Justin Cannon and Christopher Drotleff were working for private security company Blackwater (now known as Xe) when they were accused of killing two civilians and injuring two others after opening fire on a vehicle in Afghanistan in May 2009. Romal Mohammad Naiem, who was a passenger in the car, which had approached the scene of a traffic accident involving two Xe vehicles and was leaving when it was repeatedly shot upon, was killed.
On Monday, Cannon was given a 30-month sentence for involuntary manslaughter in the shooting death of Naiem. Drotleff, his partner, received a 37-month sentence earlier this month.
According to the Virginian-Pilot, they are the first Xe contractors to be punished for killing a civilian in a conflict zone. (Four more Xe contractors still face manslaughter charges for the Nisour Square shootings that resulted in the death of 17 civilians.)
While these convictions go some way towards holding individual security providers to account for the deaths of innocent civilians, the broader issue of responsibility of private military and security companies that systematically fail to ensure they respect human rights in their daily operations remains.
Blackwater (Xe) convictions eclipsed by Obama administration’s position against access to courts for torture victims
The Christian Science Monitor reported on Monday that the Supreme Court refused without comment to reconsider an appellate decision dismissing a case against contractors Titan (L3) and CACI.
After employees of the two companies were implicated by the US Army in two investigations in the infamous torture and abuse of detainees at Abu Ghraib in 2003 and 2004, the Center for Constitutional Rights brought a lawsuit against the companies on behalf of 250 victims of abuse using the Alien Tort Statute (ATS). The ATS allows non-US citizens to sue in US federal courts for a violation of international law.
The case was dismissed by an appeals court in a 2-1 ruling wherein the two judge majority first attacked the reach of the ATS, saying the former Iraqi detainees were not empowered to challenge a corporation since torture committed by a private contractor is not a violation of a settled international norm.
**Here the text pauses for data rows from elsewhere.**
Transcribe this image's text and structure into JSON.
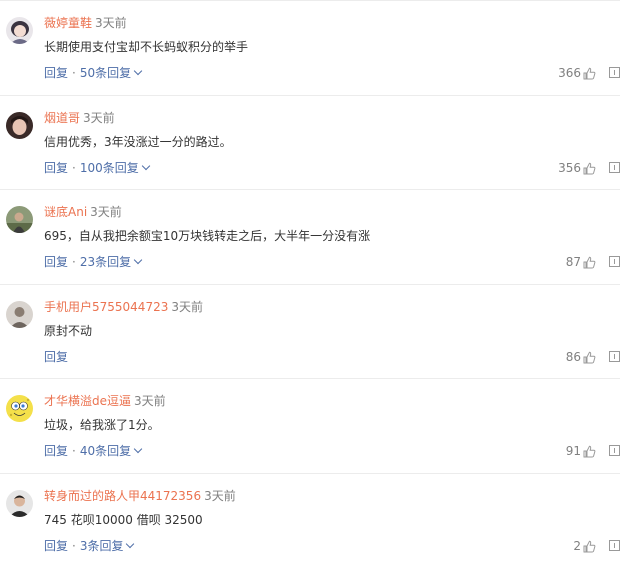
{
  "comments": [
    {
      "username": "薇婷童鞋",
      "time": "3天前",
      "content": "长期使用支付宝却不长蚂蚁积分的举手",
      "reply_label": "回复",
      "sub_replies": "50条回复",
      "likes": "366",
      "avatar": "girl-illustration-avatar"
    },
    {
      "username": "烟道哥",
      "time": "3天前",
      "content": "信用优秀，3年没涨过一分的路过。",
      "reply_label": "回复",
      "sub_replies": "100条回复",
      "likes": "356",
      "avatar": "girl-photo-avatar"
    },
    {
      "username": "谜底Ani",
      "time": "3天前",
      "content": "695，自从我把余额宝10万块钱转走之后，大半年一分没有涨",
      "reply_label": "回复",
      "sub_replies": "23条回复",
      "likes": "87",
      "avatar": "outdoor-photo-avatar"
    },
    {
      "username": "手机用户5755044723",
      "time": "3天前",
      "content": "原封不动",
      "reply_label": "回复",
      "sub_replies": "",
      "likes": "86",
      "avatar": "default-user-avatar"
    },
    {
      "username": "才华横溢de逗逼",
      "time": "3天前",
      "content": "垃圾，给我涨了1分。",
      "reply_label": "回复",
      "sub_replies": "40条回复",
      "likes": "91",
      "avatar": "spongebob-avatar"
    },
    {
      "username": "转身而过的路人甲44172356",
      "time": "3天前",
      "content": "745 花呗10000 借呗 32500",
      "reply_label": "回复",
      "sub_replies": "3条回复",
      "likes": "2",
      "avatar": "man-photo-avatar"
    }
  ],
  "separator": "·",
  "colors": {
    "username": "#eb7350",
    "link": "#4e6ea8",
    "muted": "#808080",
    "text": "#333333",
    "divider": "#ececec"
  }
}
The judges then further precluded the claims by invoking a doctrine of “battlefield preemption,” whereby tort claims against a contractor cannot proceed if that contractor is integrated into combatant activities over which the military retains command authority. However, the U.S. Army has denied that it had this type of command and control authority and Titan and CACI at the time were operating under a Department of the Interior contract.
The Supreme Court’s decision allows the Appeals Court decision to stand, offering a clear blow to human rights protections and corporate accountability for abuses. Abu Ghraib was the earliest and most detrimental hit to America’s reputation as a nation that upholds human rights and marked the beginning of a slew of rights violations linked to the global “war on terror”.
The Obama administration came into office promising to address rights violations in the war on terror; as Senator before that, Obama even spearheaded legislation to improve the oversight and accountability of private military and security contractors. However, the US Solicitor General, Neal Katayal, instead filed a brief on behalf of the administration advising the Supreme Court not to hear the case to reinstate the plaintiffs’ lawsuit against the companies.
One can hope that such egregious human rights violations by contractors supporting a Department of Defense (DOD) mission would not occur again, and if they did, that the vehicles available for criminal accountability, the Military Extraterritorial Jurisdiction Act (MEJA) and the Uniform Code of Military Justice (UCMJ), would be used to punish the perpetrators. (Though to date, the political will to prosecute contractors has been scarce.)
Use of private security contractors on the rise
However, the picture becomes drearier as, with the withdrawal of troops in Iraq and soon Afghanistan, the Department of State is expected to significantly increase its use of security contractors. And that’s where there’s even greater cause for concern: security contractors not supporting a DOD mission are subject neither to the MEJA nor the UCMJ.
To rectify this legal shortcoming, Senator Leahy and Representative Price recently re-introduced the Civilian Extraterritorial Jurisdiction Act. Care should be taken to ensure this bill once and for all addresses the loopholes that have allowed contractors – individuals and companies – to escape accountability. Of course, even a perfect law on the books still requires the political will of the administration to employ it to end impunity.